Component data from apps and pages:
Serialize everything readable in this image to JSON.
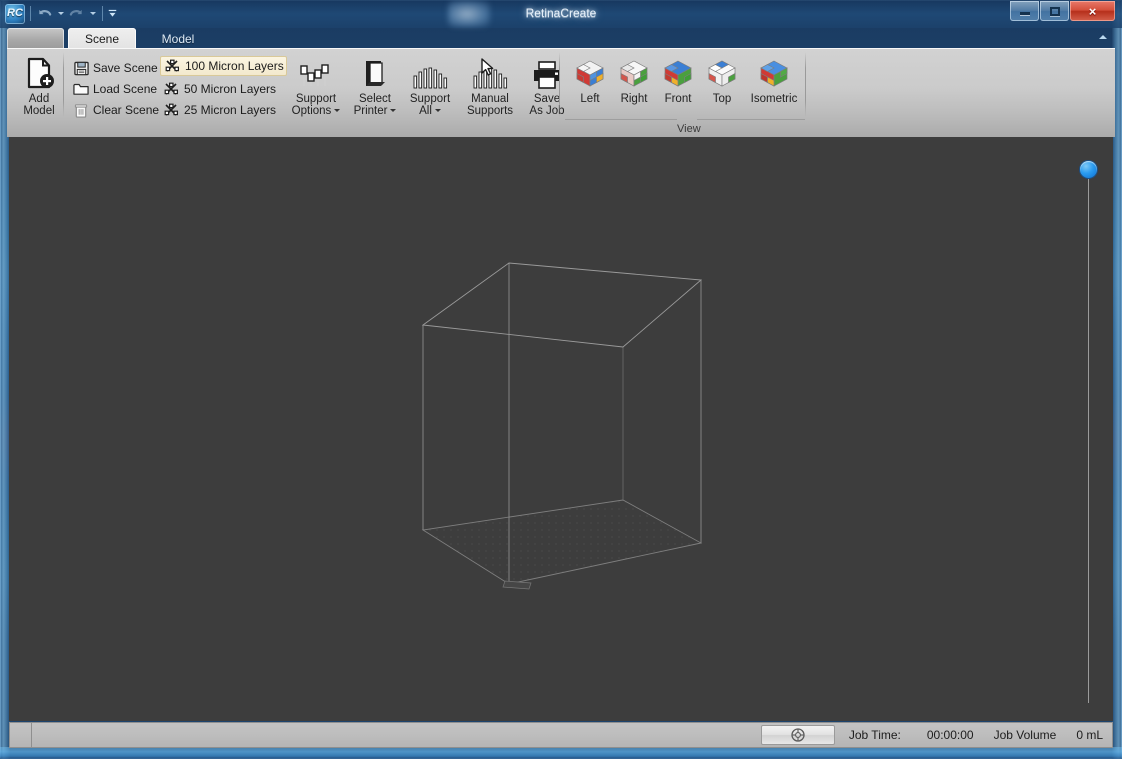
{
  "window": {
    "title": "RetinaCreate",
    "logo_text": "RC",
    "logo_icon": "app-logo-icon",
    "minimize_label": "minimize-icon",
    "maximize_label": "maximize-icon",
    "close_label": "×",
    "collapse_ribbon_icon": "chevron-up-icon"
  },
  "quick_access": {
    "items": [
      {
        "name": "undo-button",
        "icon": "undo-arrow-icon"
      },
      {
        "name": "undo-dropdown",
        "icon": "chevron-down-icon"
      },
      {
        "name": "redo-button",
        "icon": "redo-arrow-icon"
      },
      {
        "name": "redo-dropdown",
        "icon": "chevron-down-icon"
      },
      {
        "name": "customize-quick-access-toolbar",
        "icon": "chevron-down-bar-icon"
      }
    ]
  },
  "tabs": [
    {
      "label": "",
      "name": "tab-blank",
      "active": false
    },
    {
      "label": "Scene",
      "name": "tab-scene",
      "active": true
    },
    {
      "label": "Model",
      "name": "tab-model",
      "active": false
    }
  ],
  "ribbon": {
    "add_model": {
      "label_line1": "Add",
      "label_line2": "Model",
      "icon": "add-model-icon"
    },
    "scene_commands": [
      {
        "label": "Save Scene",
        "icon": "save-icon",
        "selected": false
      },
      {
        "label": "Load Scene",
        "icon": "folder-icon",
        "selected": false
      },
      {
        "label": "Clear Scene",
        "icon": "trash-icon",
        "selected": false
      }
    ],
    "layer_commands": [
      {
        "label": "100 Micron Layers",
        "icon": "layers-icon",
        "selected": true
      },
      {
        "label": "50 Micron Layers",
        "icon": "layers-icon",
        "selected": false
      },
      {
        "label": "25 Micron Layers",
        "icon": "layers-icon",
        "selected": false
      }
    ],
    "tools": [
      {
        "label_line1": "Support",
        "label_line2": "Options",
        "icon": "sliders-icon",
        "dropdown": true
      },
      {
        "label_line1": "Select",
        "label_line2": "Printer",
        "icon": "printer-box-icon",
        "dropdown": true
      },
      {
        "label_line1": "Support",
        "label_line2": "All",
        "icon": "supports-icon",
        "dropdown": true
      },
      {
        "label_line1": "Manual",
        "label_line2": "Supports",
        "icon": "cursor-supports-icon",
        "dropdown": false
      },
      {
        "label_line1": "Save",
        "label_line2": "As Job",
        "icon": "printer-icon",
        "dropdown": false
      }
    ],
    "view_group": {
      "label": "View",
      "items": [
        {
          "label": "Left",
          "icon": "viewcube-left-icon"
        },
        {
          "label": "Right",
          "icon": "viewcube-right-icon"
        },
        {
          "label": "Front",
          "icon": "viewcube-front-icon"
        },
        {
          "label": "Top",
          "icon": "viewcube-top-icon"
        },
        {
          "label": "Isometric",
          "icon": "viewcube-isometric-icon"
        }
      ]
    }
  },
  "viewport": {
    "name": "3d-viewport",
    "background_color": "#3d3d3d",
    "build_volume_edge_color": "#8a8a8a",
    "grid_color": "#4f4f4f",
    "slider": {
      "name": "zoom-slider",
      "handle_color": "#2a9bf0",
      "value_position": "top"
    }
  },
  "statusbar": {
    "spin_icon": "rotate-icon",
    "job_time_label": "Job Time:",
    "job_time_value": "00:00:00",
    "job_volume_label": "Job Volume",
    "job_volume_value": "0 mL"
  }
}
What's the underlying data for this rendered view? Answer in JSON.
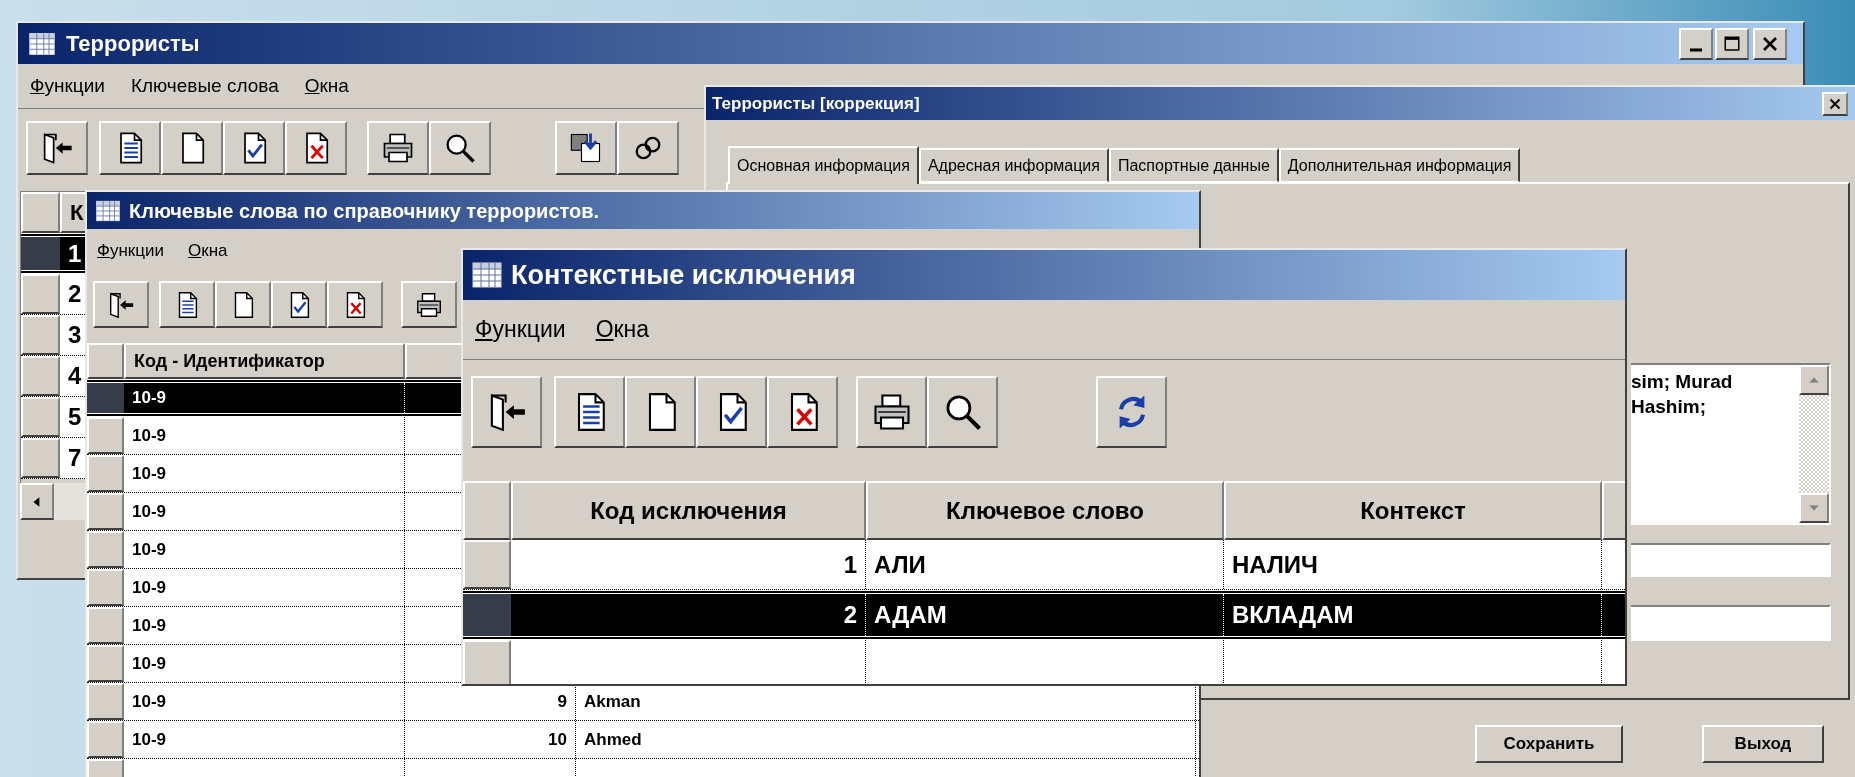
{
  "main_window": {
    "title": "Террористы",
    "menu": [
      {
        "label": "Функции",
        "accel": true
      },
      {
        "label": "Ключевые слова",
        "accel": false
      },
      {
        "label": "Окна",
        "accel": true
      }
    ],
    "toolbar": [
      {
        "buttons": [
          {
            "kind": "exit"
          }
        ]
      },
      {
        "buttons": [
          {
            "kind": "lines"
          },
          {
            "kind": "blank"
          },
          {
            "kind": "check"
          },
          {
            "kind": "cross"
          }
        ]
      },
      {
        "buttons": [
          {
            "kind": "print"
          },
          {
            "kind": "search"
          }
        ]
      },
      {
        "buttons": [
          {
            "kind": "import"
          },
          {
            "kind": "link"
          }
        ]
      }
    ],
    "grid": {
      "columns": [
        "К"
      ],
      "rows": [
        {
          "cells": [
            "1"
          ],
          "selected": true
        },
        {
          "cells": [
            "2"
          ],
          "selected": false
        },
        {
          "cells": [
            "3"
          ],
          "selected": false
        },
        {
          "cells": [
            "4"
          ],
          "selected": false
        },
        {
          "cells": [
            "5"
          ],
          "selected": false
        },
        {
          "cells": [
            "7"
          ],
          "selected": false
        }
      ]
    }
  },
  "edit_dialog": {
    "title": "Террористы [коррекция]",
    "tabs": [
      {
        "label": "Основная информация",
        "selected": true
      },
      {
        "label": "Адресная информация",
        "selected": false
      },
      {
        "label": "Паспортные данные",
        "selected": false
      },
      {
        "label": "Дополнительная информация",
        "selected": false
      }
    ],
    "memo": [
      "sim; Murad",
      "Hashim;"
    ],
    "buttons": [
      "Сохранить",
      "Выход"
    ]
  },
  "keywords_window": {
    "title": "Ключевые слова по справочнику террористов.",
    "menu": [
      {
        "label": "Функции",
        "accel": true
      },
      {
        "label": "Окна",
        "accel": true
      }
    ],
    "toolbar": [
      {
        "buttons": [
          {
            "kind": "exit"
          }
        ]
      },
      {
        "buttons": [
          {
            "kind": "lines"
          },
          {
            "kind": "blank"
          },
          {
            "kind": "check"
          },
          {
            "kind": "cross"
          }
        ]
      },
      {
        "buttons": [
          {
            "kind": "print"
          }
        ]
      }
    ],
    "grid": {
      "columns": [
        "Код - Идентификатор"
      ],
      "rows": [
        {
          "cells": [
            "10-9"
          ],
          "selected": true
        },
        {
          "cells": [
            "10-9"
          ],
          "selected": false
        },
        {
          "cells": [
            "10-9"
          ],
          "selected": false
        },
        {
          "cells": [
            "10-9"
          ],
          "selected": false
        },
        {
          "cells": [
            "10-9"
          ],
          "selected": false
        },
        {
          "cells": [
            "10-9"
          ],
          "selected": false
        },
        {
          "cells": [
            "10-9"
          ],
          "selected": false
        },
        {
          "cells": [
            "10-9"
          ],
          "selected": false
        },
        {
          "cells": [
            "10-9",
            "9",
            "Akman"
          ],
          "selected": false
        },
        {
          "cells": [
            "10-9",
            "10",
            "Ahmed"
          ],
          "selected": false
        }
      ]
    }
  },
  "exceptions_window": {
    "title": "Контекстные исключения",
    "menu": [
      {
        "label": "Функции",
        "accel": true
      },
      {
        "label": "Окна",
        "accel": true
      }
    ],
    "toolbar": [
      {
        "buttons": [
          {
            "kind": "exit"
          }
        ]
      },
      {
        "buttons": [
          {
            "kind": "lines"
          },
          {
            "kind": "blank"
          },
          {
            "kind": "check"
          },
          {
            "kind": "cross"
          }
        ]
      },
      {
        "buttons": [
          {
            "kind": "print"
          },
          {
            "kind": "search"
          }
        ]
      },
      {
        "buttons": [
          {
            "kind": "refresh"
          }
        ]
      }
    ],
    "grid": {
      "columns": [
        "Код исключения",
        "Ключевое слово",
        "Контекст"
      ],
      "rows": [
        {
          "cells": [
            "1",
            "АЛИ",
            "НАЛИЧ"
          ],
          "selected": false
        },
        {
          "cells": [
            "2",
            "АДАМ",
            "ВКЛАДАМ"
          ],
          "selected": true
        }
      ]
    }
  }
}
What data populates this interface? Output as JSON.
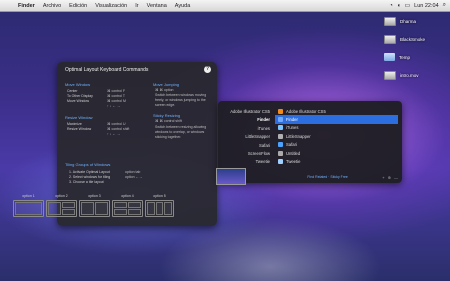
{
  "menubar": {
    "apple": "",
    "items": [
      "Finder",
      "Archivo",
      "Edición",
      "Visualización",
      "Ir",
      "Ventana",
      "Ayuda"
    ],
    "clock": "Lun 22:04"
  },
  "desktop": {
    "items": [
      {
        "label": "Dharma",
        "icon": "drive-icon"
      },
      {
        "label": "BlackSmoke",
        "icon": "drive-icon"
      },
      {
        "label": "Temp",
        "icon": "folder-icon"
      },
      {
        "label": "intro.mov",
        "icon": "file-icon"
      }
    ]
  },
  "panel": {
    "title": "Optimal Layout Keyboard Commands",
    "help": "?",
    "move_window": {
      "heading": "Move Window",
      "rows": [
        {
          "k": "Center",
          "v": "⌘ control F"
        },
        {
          "k": "To Other Display",
          "v": "⌘ control T"
        },
        {
          "k": "Move Window",
          "v": "⌘ control M"
        },
        {
          "k": "",
          "v": "↑ ↓ ← →"
        }
      ]
    },
    "resize_window": {
      "heading": "Resize Window",
      "rows": [
        {
          "k": "Maximize",
          "v": "⌘ control U"
        },
        {
          "k": "Resize Window",
          "v": "⌘ control shift"
        },
        {
          "k": "",
          "v": "↑ ↓ ← →"
        }
      ]
    },
    "move_jumping": {
      "heading": "Move Jumping",
      "shortcut": "⌘ ⌘ option",
      "desc": "Switch between windows moving freely, or windows jumping to the screen edge."
    },
    "sticky_resizing": {
      "heading": "Sticky Resizing",
      "shortcut": "⌘ ⌘ control shift",
      "desc": "Switch between resizing allowing windows to overlap, or windows sticking together."
    },
    "tiling": {
      "heading": "Tiling Groups of Windows",
      "steps": [
        {
          "k": "1. Activate Optimal Layout",
          "v": "option tab"
        },
        {
          "k": "2. Select windows for tiling",
          "v": "option ←→"
        },
        {
          "k": "3. Choose a tile layout",
          "v": ""
        }
      ],
      "options": [
        "option 1",
        "option 2",
        "option 3",
        "option 4",
        "option 5"
      ]
    }
  },
  "switcher": {
    "apps": [
      "Adobe Illustrator CS5",
      "Finder",
      "iTunes",
      "LittleSnapper",
      "Safari",
      "ScreenFlow",
      "Tweetie"
    ],
    "right": [
      "Adobe Illustrator CS5",
      "Finder",
      "iTunes",
      "LittleSnapper",
      "Safari",
      "Untitled",
      "Tweetie"
    ],
    "selected_index": 1,
    "footer_text": "Find Related · Sticky Free",
    "footer_buttons": [
      "+",
      "⊕",
      "—"
    ]
  }
}
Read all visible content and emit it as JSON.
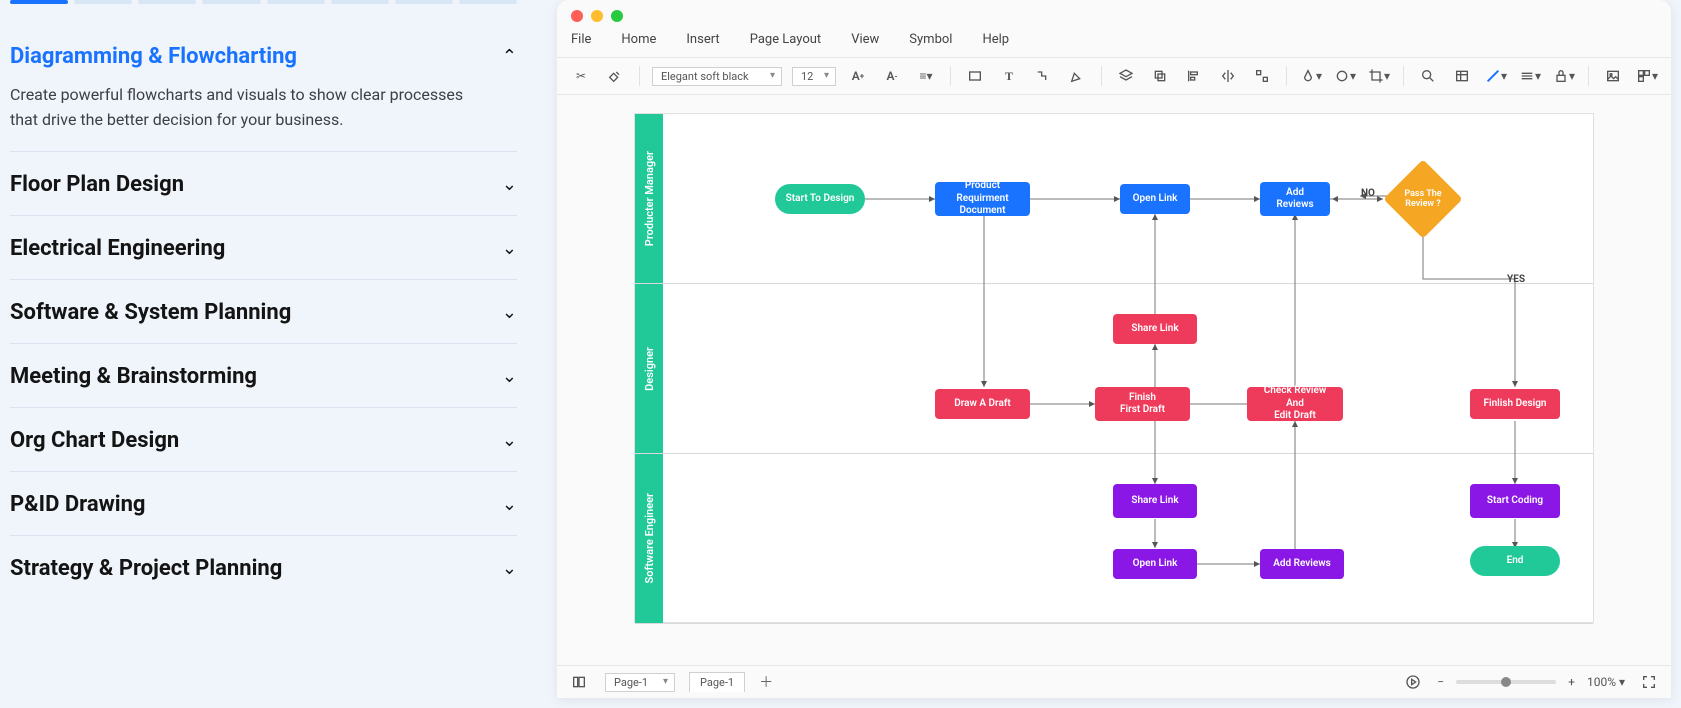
{
  "sidebar": {
    "progress_segments": 8,
    "active_segment": 0,
    "items": [
      {
        "title": "Diagramming & Flowcharting",
        "expanded": true,
        "body": "Create powerful flowcharts and visuals to show clear processes that drive the better decision for your business."
      },
      {
        "title": "Floor Plan Design",
        "expanded": false
      },
      {
        "title": "Electrical Engineering",
        "expanded": false
      },
      {
        "title": "Software & System Planning",
        "expanded": false
      },
      {
        "title": "Meeting & Brainstorming",
        "expanded": false
      },
      {
        "title": "Org Chart Design",
        "expanded": false
      },
      {
        "title": "P&ID Drawing",
        "expanded": false
      },
      {
        "title": "Strategy & Project Planning",
        "expanded": false
      }
    ]
  },
  "menubar": [
    "File",
    "Home",
    "Insert",
    "Page Layout",
    "View",
    "Symbol",
    "Help"
  ],
  "toolbar": {
    "font": "Elegant soft black",
    "font_size": "12"
  },
  "swimlanes": [
    "Producter Manager",
    "Designer",
    "Software Engineer"
  ],
  "nodes": {
    "start": "Start To Design",
    "reqdoc_l1": "Product Requirment",
    "reqdoc_l2": "Document",
    "openlink1": "Open Link",
    "addrev1_l1": "Add",
    "addrev1_l2": "Reviews",
    "decision_l1": "Pass The",
    "decision_l2": "Review ?",
    "sharelink1": "Share Link",
    "draft": "Draw A Draft",
    "finishdraft_l1": "Finish",
    "finishdraft_l2": "First Draft",
    "checkrev_l1": "Check Review And",
    "checkrev_l2": "Edit Draft",
    "finishdesign": "Finlish Design",
    "sharelink2": "Share Link",
    "openlink2": "Open Link",
    "addrev2": "Add Reviews",
    "startcoding": "Start Coding",
    "end": "End"
  },
  "edge_labels": {
    "no": "NO",
    "yes": "YES"
  },
  "statusbar": {
    "page_selector": "Page-1",
    "page_tab": "Page-1",
    "zoom": "100%"
  }
}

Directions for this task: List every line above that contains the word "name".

Reply:
        "name": "undo-button",
        "name": "undo-dropdown",
        "name": "redo-button",
        "name": "redo-dropdown",
        "name": "customize-quick-access-toolbar",
      "name": "tab-blank",
      "name": "tab-scene",
      "name": "tab-model",
    "name": "3d-viewport",
      "name": "zoom-slider",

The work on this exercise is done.